■ **Instructions to follow**:
I need every line of the material below that includes the string "Configuration".

■ **Data in this exercise**:
= = = = = = =

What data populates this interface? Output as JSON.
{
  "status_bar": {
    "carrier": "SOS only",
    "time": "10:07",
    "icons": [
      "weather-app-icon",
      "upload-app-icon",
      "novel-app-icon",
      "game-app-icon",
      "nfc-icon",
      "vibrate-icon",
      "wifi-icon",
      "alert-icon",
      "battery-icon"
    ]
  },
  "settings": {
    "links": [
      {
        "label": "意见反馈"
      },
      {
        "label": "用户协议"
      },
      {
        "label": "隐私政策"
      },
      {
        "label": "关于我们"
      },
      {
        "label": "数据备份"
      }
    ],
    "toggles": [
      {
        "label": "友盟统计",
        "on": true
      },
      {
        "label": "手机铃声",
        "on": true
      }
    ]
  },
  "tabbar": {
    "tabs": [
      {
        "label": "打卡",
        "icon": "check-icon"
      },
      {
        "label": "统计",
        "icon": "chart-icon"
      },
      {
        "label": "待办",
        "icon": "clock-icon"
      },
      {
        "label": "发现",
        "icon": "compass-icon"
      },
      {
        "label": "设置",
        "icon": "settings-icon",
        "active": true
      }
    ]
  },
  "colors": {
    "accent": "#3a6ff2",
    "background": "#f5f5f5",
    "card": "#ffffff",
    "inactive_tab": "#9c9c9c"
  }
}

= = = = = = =

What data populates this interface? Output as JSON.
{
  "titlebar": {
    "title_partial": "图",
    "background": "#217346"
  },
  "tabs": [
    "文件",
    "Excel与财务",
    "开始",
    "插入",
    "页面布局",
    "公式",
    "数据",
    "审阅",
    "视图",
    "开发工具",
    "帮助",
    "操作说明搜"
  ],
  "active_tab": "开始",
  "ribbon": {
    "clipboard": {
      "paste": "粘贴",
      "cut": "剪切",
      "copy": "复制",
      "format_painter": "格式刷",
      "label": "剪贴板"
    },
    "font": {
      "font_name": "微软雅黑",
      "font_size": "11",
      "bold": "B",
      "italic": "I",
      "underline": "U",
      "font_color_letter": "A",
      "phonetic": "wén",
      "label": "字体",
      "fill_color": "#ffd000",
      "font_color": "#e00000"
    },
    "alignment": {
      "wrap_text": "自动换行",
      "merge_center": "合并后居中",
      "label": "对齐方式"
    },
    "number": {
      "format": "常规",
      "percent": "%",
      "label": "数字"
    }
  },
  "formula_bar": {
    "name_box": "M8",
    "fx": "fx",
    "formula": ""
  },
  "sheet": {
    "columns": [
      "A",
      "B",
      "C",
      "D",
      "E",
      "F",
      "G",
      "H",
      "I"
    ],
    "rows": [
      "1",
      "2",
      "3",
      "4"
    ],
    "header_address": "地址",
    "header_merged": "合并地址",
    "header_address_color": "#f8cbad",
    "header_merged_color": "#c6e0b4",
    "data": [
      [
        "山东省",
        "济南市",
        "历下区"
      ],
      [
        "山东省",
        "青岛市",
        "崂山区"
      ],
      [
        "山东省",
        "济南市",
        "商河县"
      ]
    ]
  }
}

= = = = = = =

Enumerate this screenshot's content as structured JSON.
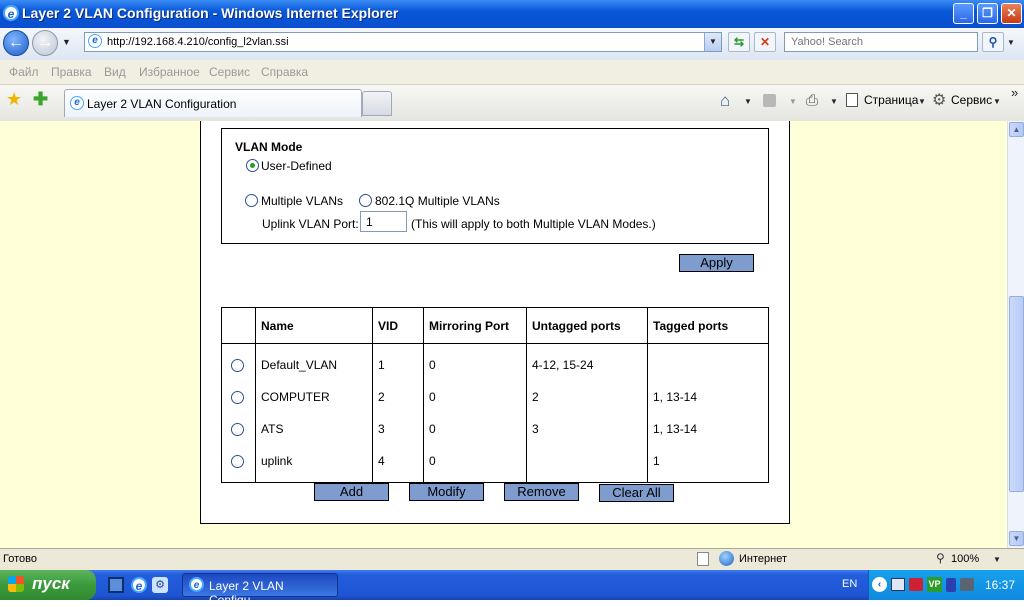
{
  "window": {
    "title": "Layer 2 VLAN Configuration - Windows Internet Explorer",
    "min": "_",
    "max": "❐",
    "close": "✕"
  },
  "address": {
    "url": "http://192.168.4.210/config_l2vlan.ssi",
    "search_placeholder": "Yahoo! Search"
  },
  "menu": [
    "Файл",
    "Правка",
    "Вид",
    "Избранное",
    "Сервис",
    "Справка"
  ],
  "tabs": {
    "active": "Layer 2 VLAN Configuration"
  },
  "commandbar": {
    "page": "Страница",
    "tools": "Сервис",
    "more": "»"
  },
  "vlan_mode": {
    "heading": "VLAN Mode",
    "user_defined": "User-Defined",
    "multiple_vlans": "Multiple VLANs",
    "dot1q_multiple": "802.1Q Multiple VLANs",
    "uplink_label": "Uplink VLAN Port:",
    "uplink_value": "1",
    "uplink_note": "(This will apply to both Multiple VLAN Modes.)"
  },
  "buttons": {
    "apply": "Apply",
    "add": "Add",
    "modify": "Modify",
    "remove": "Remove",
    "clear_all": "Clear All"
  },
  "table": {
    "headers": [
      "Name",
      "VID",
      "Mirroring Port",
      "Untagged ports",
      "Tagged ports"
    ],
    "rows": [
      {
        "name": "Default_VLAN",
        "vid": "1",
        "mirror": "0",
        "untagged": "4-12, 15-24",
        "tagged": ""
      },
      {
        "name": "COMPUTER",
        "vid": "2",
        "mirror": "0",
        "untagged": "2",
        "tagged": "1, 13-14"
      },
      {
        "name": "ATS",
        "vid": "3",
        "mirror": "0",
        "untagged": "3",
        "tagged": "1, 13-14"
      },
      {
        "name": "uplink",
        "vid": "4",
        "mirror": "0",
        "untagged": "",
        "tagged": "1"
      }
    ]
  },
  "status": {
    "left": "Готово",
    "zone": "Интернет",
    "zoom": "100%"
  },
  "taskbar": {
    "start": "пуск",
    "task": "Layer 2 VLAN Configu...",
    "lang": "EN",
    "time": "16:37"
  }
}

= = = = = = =

■ **Answer**:
    "title": "Layer 2 VLAN Configuration - Windows Internet Explorer",
    "active": "Layer 2 VLAN Configuration"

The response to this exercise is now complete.